Open globe injuries in children

J AAPOS. 1998 Aug;2(4):234-8. doi: 10.1016/s1091-8531(98)90058-1.

Abstract

Purpose: A retrospective review of open globe injuries in children was performed to identify the common types of injury and to correlate features of the injuries and surgical management with visual prognosis.

Methods: The hospital records of 70 patients were reviewed to determine demographic data, the nature and location of the injuries, the anatomic and functional status of the injured eye before the initial repair, the details of all primary and subsequent surgical procedures, and the final visual outcome.

Results: Fifty of the patients studied (71%) were male and 20 (29%) were female. The average age of the patients was 5 years. Sharp objects caused the majority of injuries (67%). Most of the injuries happened at home (72%). The cornea was involved in a majority of the injuries (92%). Thirty-two eyes (46%) required only primary repair; 15 eyes (21%) required primary repair with anterior vitrectomy and primary lensectomy; 17 eyes (24%) underwent secondary lensectomy or vitreoretinal surgeries, and 5 eyes (7%) were enucleated. Visual acuity of 20/40 or better was achieved by 45% of those patients who required only primary repair. Of those patients requiring a second procedure, 19% had a visual acuity of 20/40 or better. Initial clinical findings associated with an unfavorable visual outcome were retinal detachment, relative afferent pupillary defect, vitreous hemorrhage, and hyphema.

Conclusion: The prognosis after an open globe injury in children is strongly influenced by the nature of the injury and the extent of the initial damage. Visual outcome is better in eyes that require only primary repair.

Publication types

  • Research Support, Non-U.S. Gov't
  • Research Support, U.S. Gov't, P.H.S.

MeSH terms

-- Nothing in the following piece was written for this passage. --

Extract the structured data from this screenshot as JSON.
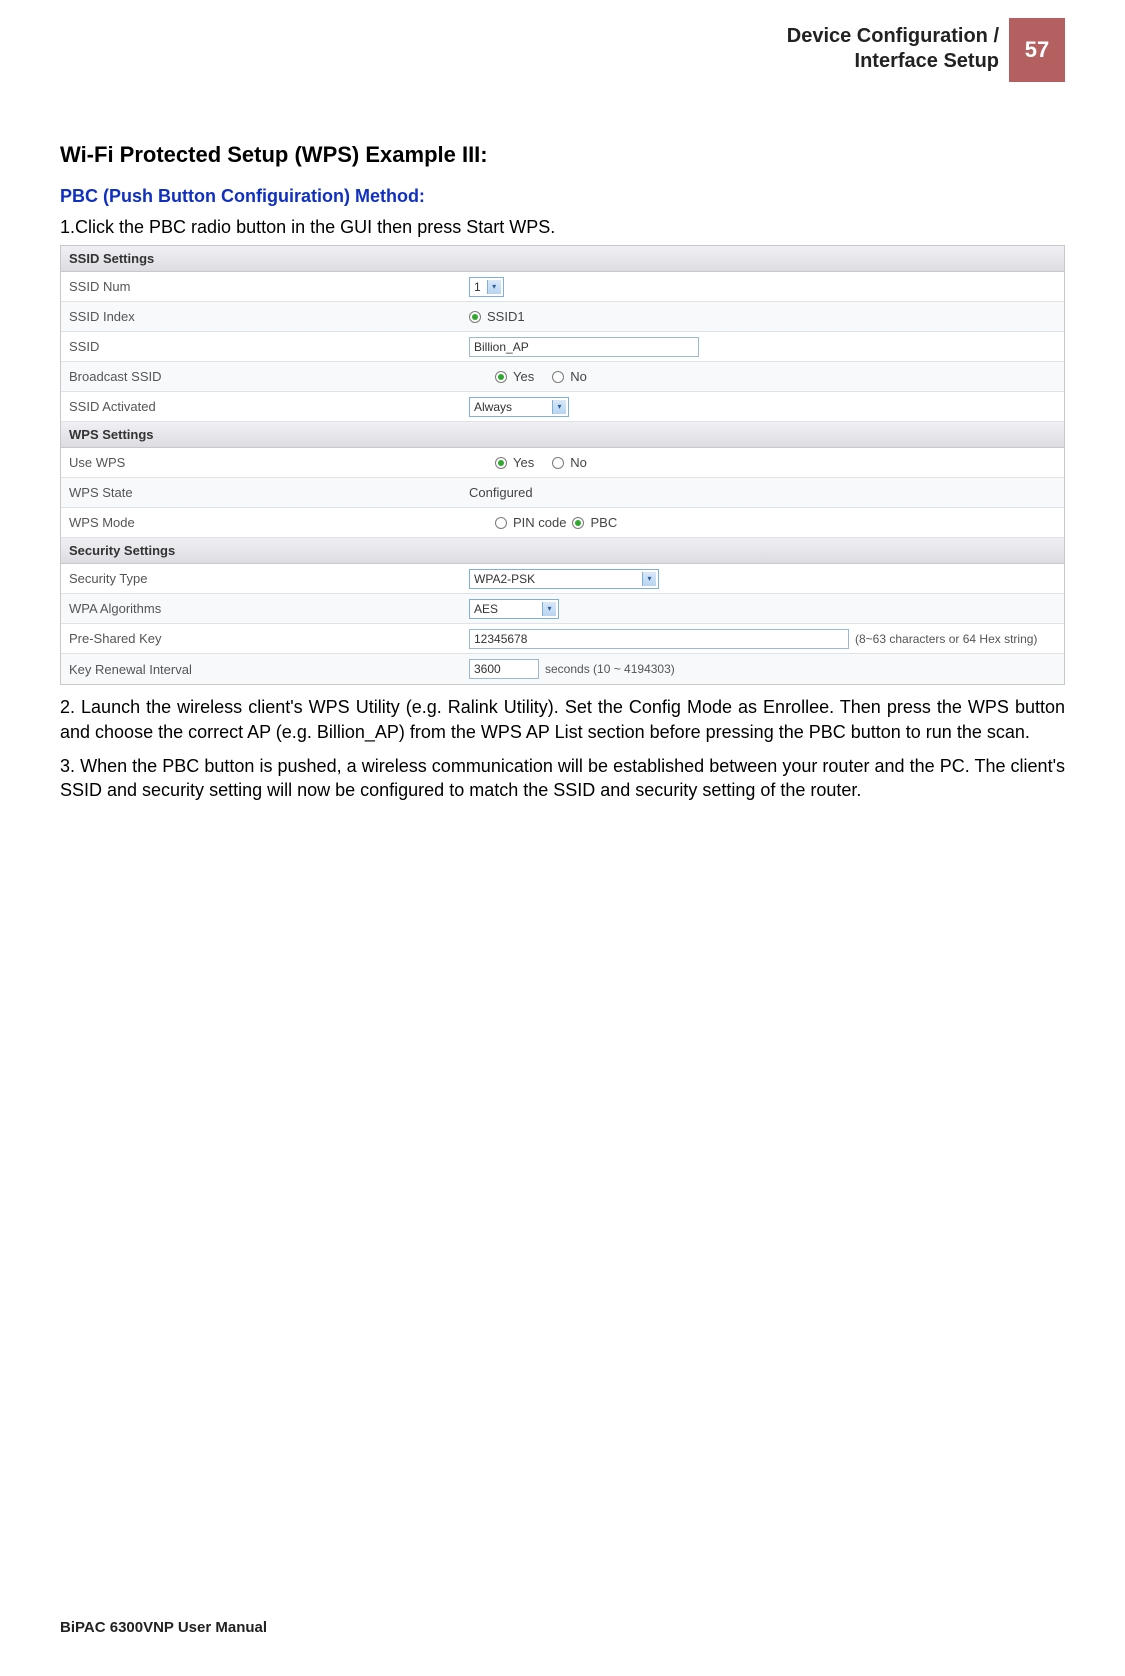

  • Adolescent
  • Child
  • Child, Preschool
  • Eye Injuries, Penetrating* / epidemiology
  • Eye Injuries, Penetrating* / physiopathology
  • Eye Injuries, Penetrating* / surgery
  • Female
  • Humans
  • Infant
  • Los Angeles / epidemiology
  • Male
  • Prognosis
  • Retrospective Studies
  • Risk Factors
  • Visual Acuity / physiology